The prevalence of the disorder increases with age and may be associated with certain neurological disorders. Adverse reactions to certain drugs or drug withdrawal can sometimes appear as REM behavior disorder. Evaluation of REM behavior disorder requires appropriate tests including a sleep study to evaluate for other sleep disorders and the occurrence of abnormal muscle tone during REM sleep.

Sleep Paralysis

Loss of muscle tone is a normal part of REM sleep but is an abnormal condition, termed sleep paralysis, when it occurs outside of REM sleep. Sleep paralysis can occur in otherwise healthy people or as a presenting symptom in narcolepsy or other sleep disorders. Sleep paralysis commonly occurs when a person is either falling asleep or awakening. If an individual has awareness as the body enters or exits REM sleep, they may experience sleep paralysis, which can last from several seconds to several minutes. Episodes of longer duration are typically disconcerting and may even provoke a panic response. The paralysis may be accompanied by vivid hallucinations, which is often attributed to being part of dreams.

Sleep paralysis can occur in otherwise normal sleepers, and is relatively common in its occurrence and universality. It has also been linked to various conditions such as increased stress, excessive alcohol consumption, sleep deprivation, and narcolepsy.

Treatment of sleep paralysis is often limited to education about sleep phases and atonia that normally occur during sleep. If episodes persist, the person will be evaluated for narcolepsy, which is commonly present in those suffering from sleep paralysis.


ightmares are vivid dreams that contain frightening images or cause negative feelings such as fear, terror, and/or extreme anxiety. When awakened during a nightmare, the sleeper can usually provide a detailed description of the dream content. A nightmare can cause the sufferer to awaken in a heightened state of distress, resulting in perspiration and an elevated heart rate. Often it takes time to recover from the negative emotions provoked by the nightmare, leading to difficulty in returning to sleep.

Nightmares are distinguished from sleep terrors based on the timing of the episodes and on whether dream content can be recalled. Nightmares are more likely to occur during the last third of the night when there is a higher concentration of REM sleep.
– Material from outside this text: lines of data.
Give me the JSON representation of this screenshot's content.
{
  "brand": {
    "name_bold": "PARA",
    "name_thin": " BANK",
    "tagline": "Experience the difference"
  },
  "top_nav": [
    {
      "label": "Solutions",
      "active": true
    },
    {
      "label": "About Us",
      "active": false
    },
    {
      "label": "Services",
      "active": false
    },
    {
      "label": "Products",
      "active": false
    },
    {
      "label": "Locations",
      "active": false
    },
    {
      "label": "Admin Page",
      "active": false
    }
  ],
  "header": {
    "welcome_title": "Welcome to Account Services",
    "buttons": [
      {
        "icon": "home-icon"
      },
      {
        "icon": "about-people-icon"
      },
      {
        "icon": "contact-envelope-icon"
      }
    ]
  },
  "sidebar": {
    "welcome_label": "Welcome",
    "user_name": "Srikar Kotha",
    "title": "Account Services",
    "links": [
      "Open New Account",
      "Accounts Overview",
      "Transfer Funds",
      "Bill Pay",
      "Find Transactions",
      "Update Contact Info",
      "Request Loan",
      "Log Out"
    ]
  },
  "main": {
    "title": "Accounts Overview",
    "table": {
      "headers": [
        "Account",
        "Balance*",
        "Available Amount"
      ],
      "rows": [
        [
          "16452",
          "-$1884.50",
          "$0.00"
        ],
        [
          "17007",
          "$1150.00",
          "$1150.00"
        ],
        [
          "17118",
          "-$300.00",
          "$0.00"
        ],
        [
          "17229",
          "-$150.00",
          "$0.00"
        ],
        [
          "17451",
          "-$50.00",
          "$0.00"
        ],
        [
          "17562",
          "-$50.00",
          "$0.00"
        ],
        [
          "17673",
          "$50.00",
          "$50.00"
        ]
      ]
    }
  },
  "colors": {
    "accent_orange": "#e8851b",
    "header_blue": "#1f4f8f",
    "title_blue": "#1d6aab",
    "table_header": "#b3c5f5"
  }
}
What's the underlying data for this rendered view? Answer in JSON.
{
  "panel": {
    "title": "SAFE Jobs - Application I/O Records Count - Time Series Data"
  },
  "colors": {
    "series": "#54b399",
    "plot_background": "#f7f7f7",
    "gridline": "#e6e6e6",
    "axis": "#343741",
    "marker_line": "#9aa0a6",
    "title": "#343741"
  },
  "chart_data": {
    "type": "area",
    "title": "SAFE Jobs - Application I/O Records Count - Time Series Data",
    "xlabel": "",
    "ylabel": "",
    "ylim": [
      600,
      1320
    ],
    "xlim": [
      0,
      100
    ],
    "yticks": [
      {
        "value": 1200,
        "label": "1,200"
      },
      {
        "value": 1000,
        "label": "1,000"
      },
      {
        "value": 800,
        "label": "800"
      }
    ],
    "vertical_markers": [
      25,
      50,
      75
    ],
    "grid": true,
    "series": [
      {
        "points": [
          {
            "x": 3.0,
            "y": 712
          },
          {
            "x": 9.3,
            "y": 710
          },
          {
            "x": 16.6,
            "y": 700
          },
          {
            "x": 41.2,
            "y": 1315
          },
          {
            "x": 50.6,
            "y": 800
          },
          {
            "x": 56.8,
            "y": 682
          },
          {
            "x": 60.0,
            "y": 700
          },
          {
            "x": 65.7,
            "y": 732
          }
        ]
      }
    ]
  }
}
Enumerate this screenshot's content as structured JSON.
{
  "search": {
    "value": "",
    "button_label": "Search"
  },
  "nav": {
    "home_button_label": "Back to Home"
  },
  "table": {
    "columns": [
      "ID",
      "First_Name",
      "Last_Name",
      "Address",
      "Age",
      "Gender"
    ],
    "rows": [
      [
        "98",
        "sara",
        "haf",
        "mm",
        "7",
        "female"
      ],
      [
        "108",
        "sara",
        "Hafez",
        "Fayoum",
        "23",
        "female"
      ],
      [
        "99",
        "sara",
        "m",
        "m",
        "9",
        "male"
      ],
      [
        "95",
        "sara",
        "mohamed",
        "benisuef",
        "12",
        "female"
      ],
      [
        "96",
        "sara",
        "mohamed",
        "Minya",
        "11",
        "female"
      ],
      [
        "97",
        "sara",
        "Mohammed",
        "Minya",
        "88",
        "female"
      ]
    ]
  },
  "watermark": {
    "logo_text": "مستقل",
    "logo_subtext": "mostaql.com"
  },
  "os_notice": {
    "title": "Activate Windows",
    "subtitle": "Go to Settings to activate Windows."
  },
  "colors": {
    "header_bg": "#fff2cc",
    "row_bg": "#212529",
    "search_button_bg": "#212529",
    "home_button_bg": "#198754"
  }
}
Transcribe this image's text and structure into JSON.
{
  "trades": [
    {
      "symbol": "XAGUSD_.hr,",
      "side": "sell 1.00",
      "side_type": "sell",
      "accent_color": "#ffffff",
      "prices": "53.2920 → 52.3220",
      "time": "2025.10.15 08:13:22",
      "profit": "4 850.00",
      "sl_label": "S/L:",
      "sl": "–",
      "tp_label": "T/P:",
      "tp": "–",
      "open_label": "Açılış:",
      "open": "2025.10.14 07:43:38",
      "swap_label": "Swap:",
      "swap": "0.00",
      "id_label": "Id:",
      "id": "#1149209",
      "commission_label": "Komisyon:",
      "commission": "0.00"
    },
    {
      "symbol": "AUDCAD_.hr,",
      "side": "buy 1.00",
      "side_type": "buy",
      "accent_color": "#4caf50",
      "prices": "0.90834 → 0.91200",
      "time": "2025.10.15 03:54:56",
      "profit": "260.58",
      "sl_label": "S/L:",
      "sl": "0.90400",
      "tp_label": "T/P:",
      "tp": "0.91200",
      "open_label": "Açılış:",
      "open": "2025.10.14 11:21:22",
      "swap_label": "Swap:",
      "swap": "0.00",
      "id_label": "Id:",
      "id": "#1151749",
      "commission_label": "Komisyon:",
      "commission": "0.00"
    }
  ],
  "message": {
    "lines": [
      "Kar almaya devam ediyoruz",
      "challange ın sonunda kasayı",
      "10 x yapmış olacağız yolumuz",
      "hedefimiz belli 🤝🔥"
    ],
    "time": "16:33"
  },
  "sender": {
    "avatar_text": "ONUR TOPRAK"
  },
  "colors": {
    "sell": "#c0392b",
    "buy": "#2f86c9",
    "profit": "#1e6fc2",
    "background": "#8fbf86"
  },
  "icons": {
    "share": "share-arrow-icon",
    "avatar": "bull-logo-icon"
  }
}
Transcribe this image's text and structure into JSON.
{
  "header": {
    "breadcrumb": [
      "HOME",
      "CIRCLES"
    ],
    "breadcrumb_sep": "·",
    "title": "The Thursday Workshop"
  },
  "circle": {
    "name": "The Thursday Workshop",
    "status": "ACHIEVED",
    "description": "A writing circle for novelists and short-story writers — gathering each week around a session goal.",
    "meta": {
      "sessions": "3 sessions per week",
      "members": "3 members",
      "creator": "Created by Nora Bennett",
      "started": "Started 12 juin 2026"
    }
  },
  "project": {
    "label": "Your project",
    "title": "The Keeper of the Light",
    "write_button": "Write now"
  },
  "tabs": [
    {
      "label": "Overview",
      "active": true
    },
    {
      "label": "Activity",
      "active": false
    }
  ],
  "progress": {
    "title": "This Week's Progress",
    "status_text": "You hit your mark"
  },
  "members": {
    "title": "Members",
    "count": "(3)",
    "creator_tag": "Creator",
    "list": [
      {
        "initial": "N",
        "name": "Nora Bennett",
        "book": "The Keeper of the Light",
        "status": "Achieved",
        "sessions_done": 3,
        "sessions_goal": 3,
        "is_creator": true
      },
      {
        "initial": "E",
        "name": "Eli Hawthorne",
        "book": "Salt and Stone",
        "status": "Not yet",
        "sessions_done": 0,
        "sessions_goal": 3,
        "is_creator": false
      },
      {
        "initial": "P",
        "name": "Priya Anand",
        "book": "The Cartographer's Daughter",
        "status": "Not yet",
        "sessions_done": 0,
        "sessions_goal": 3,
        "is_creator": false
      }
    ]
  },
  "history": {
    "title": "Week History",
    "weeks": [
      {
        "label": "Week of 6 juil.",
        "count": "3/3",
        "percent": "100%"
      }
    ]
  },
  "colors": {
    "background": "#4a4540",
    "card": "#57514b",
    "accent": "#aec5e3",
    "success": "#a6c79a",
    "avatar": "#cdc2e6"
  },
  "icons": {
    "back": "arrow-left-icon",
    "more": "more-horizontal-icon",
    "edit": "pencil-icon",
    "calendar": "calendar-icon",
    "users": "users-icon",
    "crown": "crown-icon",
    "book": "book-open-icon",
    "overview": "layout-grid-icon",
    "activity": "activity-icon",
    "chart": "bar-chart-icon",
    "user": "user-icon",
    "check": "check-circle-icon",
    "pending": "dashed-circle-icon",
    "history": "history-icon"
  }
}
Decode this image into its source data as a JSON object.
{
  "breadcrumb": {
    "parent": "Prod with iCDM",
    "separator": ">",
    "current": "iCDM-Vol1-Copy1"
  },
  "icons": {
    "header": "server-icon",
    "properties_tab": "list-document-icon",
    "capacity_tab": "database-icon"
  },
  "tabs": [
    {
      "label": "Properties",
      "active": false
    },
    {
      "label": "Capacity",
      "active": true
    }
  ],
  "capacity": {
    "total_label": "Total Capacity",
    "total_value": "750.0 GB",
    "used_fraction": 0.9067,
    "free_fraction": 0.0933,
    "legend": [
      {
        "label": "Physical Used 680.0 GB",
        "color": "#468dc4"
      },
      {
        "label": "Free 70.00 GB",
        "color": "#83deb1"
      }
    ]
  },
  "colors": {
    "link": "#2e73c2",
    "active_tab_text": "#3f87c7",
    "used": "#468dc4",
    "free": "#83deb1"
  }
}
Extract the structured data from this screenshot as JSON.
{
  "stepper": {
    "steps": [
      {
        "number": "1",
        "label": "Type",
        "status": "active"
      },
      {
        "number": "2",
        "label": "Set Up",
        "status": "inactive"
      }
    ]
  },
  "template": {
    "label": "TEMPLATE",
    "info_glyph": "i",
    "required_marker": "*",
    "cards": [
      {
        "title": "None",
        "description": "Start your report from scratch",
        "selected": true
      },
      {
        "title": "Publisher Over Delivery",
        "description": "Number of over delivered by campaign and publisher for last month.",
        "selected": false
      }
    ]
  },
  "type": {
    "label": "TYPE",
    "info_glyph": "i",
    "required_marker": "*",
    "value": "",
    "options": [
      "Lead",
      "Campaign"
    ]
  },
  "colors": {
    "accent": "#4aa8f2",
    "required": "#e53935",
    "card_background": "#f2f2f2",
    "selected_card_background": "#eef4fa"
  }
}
Nightmares can have both psychological and physical causes. Factors including illness, anxiety, or even sleeping in an uncomfortable position can lead to bad dreams. Post-traumatic stress disorder can trigger frequent nightmares, as can side effects from various medications and narcotics including amphetamines and cocaine.

Sleep Medicine Fellowship

Department of Neurology